Hydrocarbons have been considered the most important source of energy, especially in the last 50 years. They account for 80% of the energy used compared to other resources such as wind, water, coal, and nuclear energy. Since oil is a non-renewable resource, maximising production from each known reservoir has become increasingly important for the future. Conventional technology has resulted in significant quantities of unrecovered or undiscovered oil. Due to the challenges and limitations in finding new oil accumulations, researchers are exploring new methods to better develop and unlock the potential of existing challenging reservoirs, known as "Unconventional and Tight Reservoirs."



Most oil fields in Egypt are brown fields where production from high-quality reservoir rocks has steadily declined. Unconventional and tight reservoirs within old giant fields either go unrecognised or have a very low production rate.


Reservoir quality (RQ) is defined by a combination of rock properties that affect hydrocarbon storage and productivity, including hydrocarbon-filled porosity, effective permeability, and pore pressure.
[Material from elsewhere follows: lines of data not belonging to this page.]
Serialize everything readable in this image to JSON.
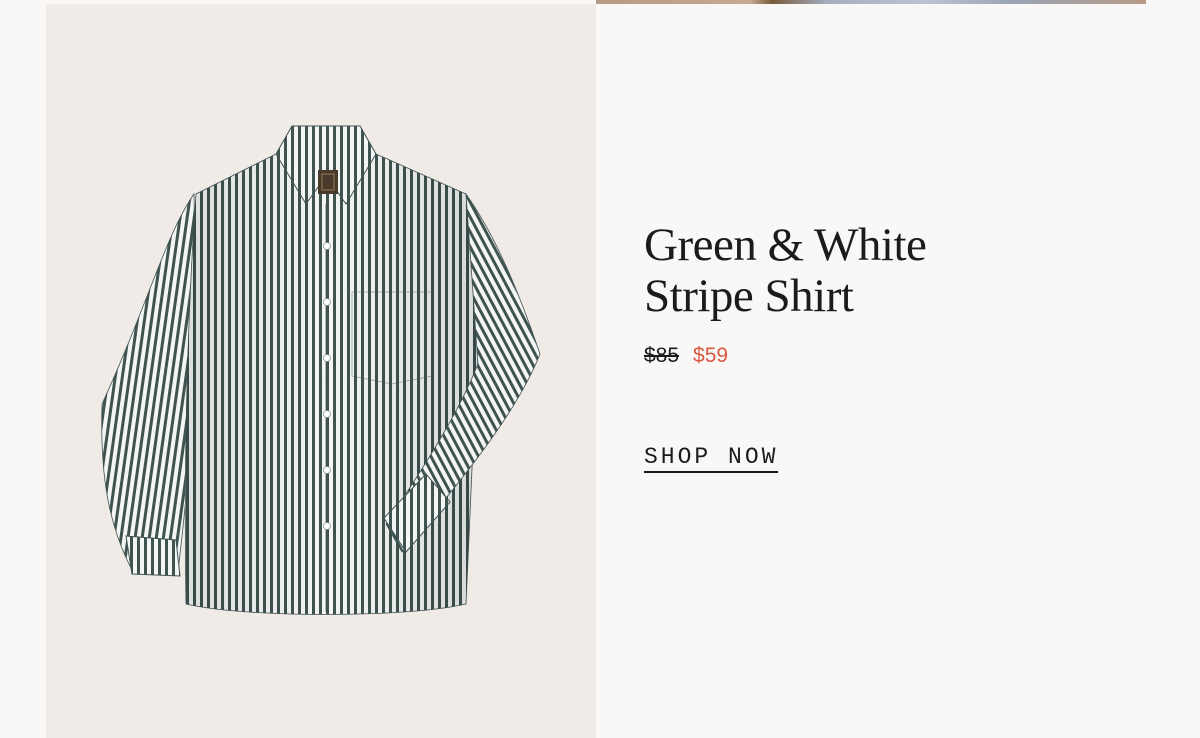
{
  "colors": {
    "page_background": "#f9f8f6",
    "image_background": "#f0ebe6",
    "sale_price": "#d9593f",
    "text": "#1b1b1b"
  },
  "product": {
    "image_alt": "green and white stripe button-down shirt",
    "title_line_1": "Green & White",
    "title_line_2": "Stripe Shirt",
    "original_price": "$85",
    "sale_price": "$59",
    "cta_label": "SHOP NOW"
  }
}
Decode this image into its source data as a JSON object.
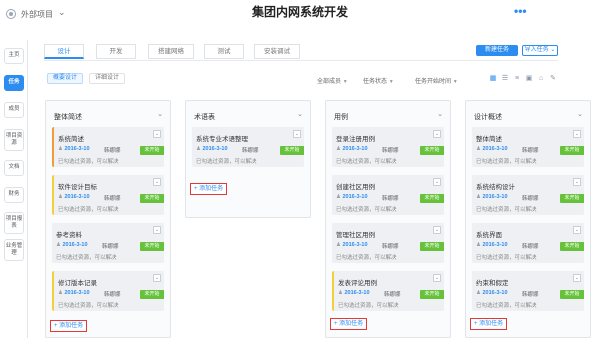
{
  "topbar": {
    "project_label": "外部项目",
    "title": "集团内网系统开发",
    "more": "•••"
  },
  "leftnav": [
    "主页",
    "任务",
    "成员",
    "项目资源",
    "文档",
    "财务",
    "项目报表",
    "业务管理"
  ],
  "tabs": [
    "设计",
    "开发",
    "搭建网络",
    "测试",
    "安装调试"
  ],
  "actions": {
    "new_task": "新建任务",
    "import_task": "导入任务"
  },
  "subtabs": [
    "概要设计",
    "详细设计"
  ],
  "filters": [
    "全部成员",
    "任务状态",
    "任务开始时间"
  ],
  "view_icons": [
    "board-view",
    "list-view",
    "gantt-view",
    "calendar-view",
    "attachment-view",
    "edit-view"
  ],
  "columns": [
    {
      "title": "整体简述",
      "cards": [
        {
          "title": "系统简述",
          "date": "2016-3-10",
          "owner": "韩娜娜",
          "badge": "未开始",
          "note": "已勾选过资源，可以解决",
          "accent": "orange"
        },
        {
          "title": "软件设计目标",
          "date": "2016-3-10",
          "owner": "韩娜娜",
          "badge": "未开始",
          "note": "已勾选过资源，可以解决",
          "accent": "yellow"
        },
        {
          "title": "参考资料",
          "date": "2016-3-10",
          "owner": "韩娜娜",
          "badge": "未开始",
          "note": "已勾选过资源，可以解决",
          "accent": "none"
        },
        {
          "title": "修订版本记录",
          "date": "2016-3-10",
          "owner": "韩娜娜",
          "badge": "未开始",
          "note": "已勾选过资源，可以解决",
          "accent": "yellow"
        }
      ],
      "add_label": "添加任务"
    },
    {
      "title": "术语表",
      "cards": [
        {
          "title": "系统专业术语整理",
          "date": "2016-3-10",
          "owner": "韩娜娜",
          "badge": "未开始",
          "note": "已勾选过资源，可以解决",
          "accent": "none"
        }
      ],
      "add_label": "添加任务"
    },
    {
      "title": "用例",
      "cards": [
        {
          "title": "登录注册用例",
          "date": "2016-3-10",
          "owner": "韩娜娜",
          "badge": "未开始",
          "note": "已勾选过资源，可以解决",
          "accent": "none"
        },
        {
          "title": "创建社区用例",
          "date": "2016-3-10",
          "owner": "韩娜娜",
          "badge": "未开始",
          "note": "已勾选过资源，可以解决",
          "accent": "none"
        },
        {
          "title": "管理社区用例",
          "date": "2016-3-10",
          "owner": "韩娜娜",
          "badge": "未开始",
          "note": "已勾选过资源，可以解决",
          "accent": "none"
        },
        {
          "title": "发表评论用例",
          "date": "2016-3-10",
          "owner": "韩娜娜",
          "badge": "未开始",
          "note": "已勾选过资源，可以解决",
          "accent": "yellow"
        }
      ],
      "add_label": "添加任务"
    },
    {
      "title": "设计概述",
      "cards": [
        {
          "title": "整体简述",
          "date": "2016-3-10",
          "owner": "韩娜娜",
          "badge": "未开始",
          "note": "已勾选过资源，可以解决",
          "accent": "none"
        },
        {
          "title": "系统结构设计",
          "date": "2016-3-10",
          "owner": "韩娜娜",
          "badge": "未开始",
          "note": "已勾选过资源，可以解决",
          "accent": "none"
        },
        {
          "title": "系统界面",
          "date": "2016-3-10",
          "owner": "韩娜娜",
          "badge": "未开始",
          "note": "已勾选过资源，可以解决",
          "accent": "none"
        },
        {
          "title": "约束和假定",
          "date": "2016-3-10",
          "owner": "韩娜娜",
          "badge": "未开始",
          "note": "已勾选过资源，可以解决",
          "accent": "none"
        }
      ],
      "add_label": "添加任务"
    }
  ]
}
Reservoir continuity is an important parameter that reflects reservoir variation and evaluates the quality of oil and gas reservoirs, which plays a significant role in optimising well spacing and assessing reserves. Understanding and developing unconventional and tight reservoirs require special considerations due to their complexity.

Cairo, Egypt. Image by Remon Samuel from Pixabay

As advancements are made in developing regional conventional and unconventional reservoirs, it is crucial to implement innovative and suitable technologies throughout the reservoir's life cycle to improve recovery. This includes seismic and petrophysical evaluation, assessing associated risks, decision-making processes, evaluating zone potential, calculating reserves, employing new technologies for development, enhancing production, implementing the best enhanced oil recovery (EOR) methods, and conducting economic evaluations. The technical sessions selected for this workshop will cover these approaches, focusing on evaluating and developing the potential of unconventional and tight reservoirs.

Egypt is currently considering a new model for developing unconventional and tight reservoirs to address the deficit in oil production. Service agreement models have been successfully implemented in different fields, resulting in additional oil production with more to come.

Investment in developing brown fields in Egypt will soon present a promising opportunity.

Mahmoud Shawkat
Committee Member
Vice President, Shimco Engineering Consultant (SEC)


“'Information is Power', when we make the right use of available information by field experts, we get closer and closer to our goals which is achieving more production from tight reservoirs. The size and quality of both information and expertise in this workshop will help stakeholders in minimising the circle of uncertainties and reduce efforts to extract more hydrocarbons and improve shareholder returns. SPE workshops are always working towards getting industry experts together in closed loop discussions to support exchange of information and connect all the dots together. I always enjoy being part of this community and hope you take advantage of the same.”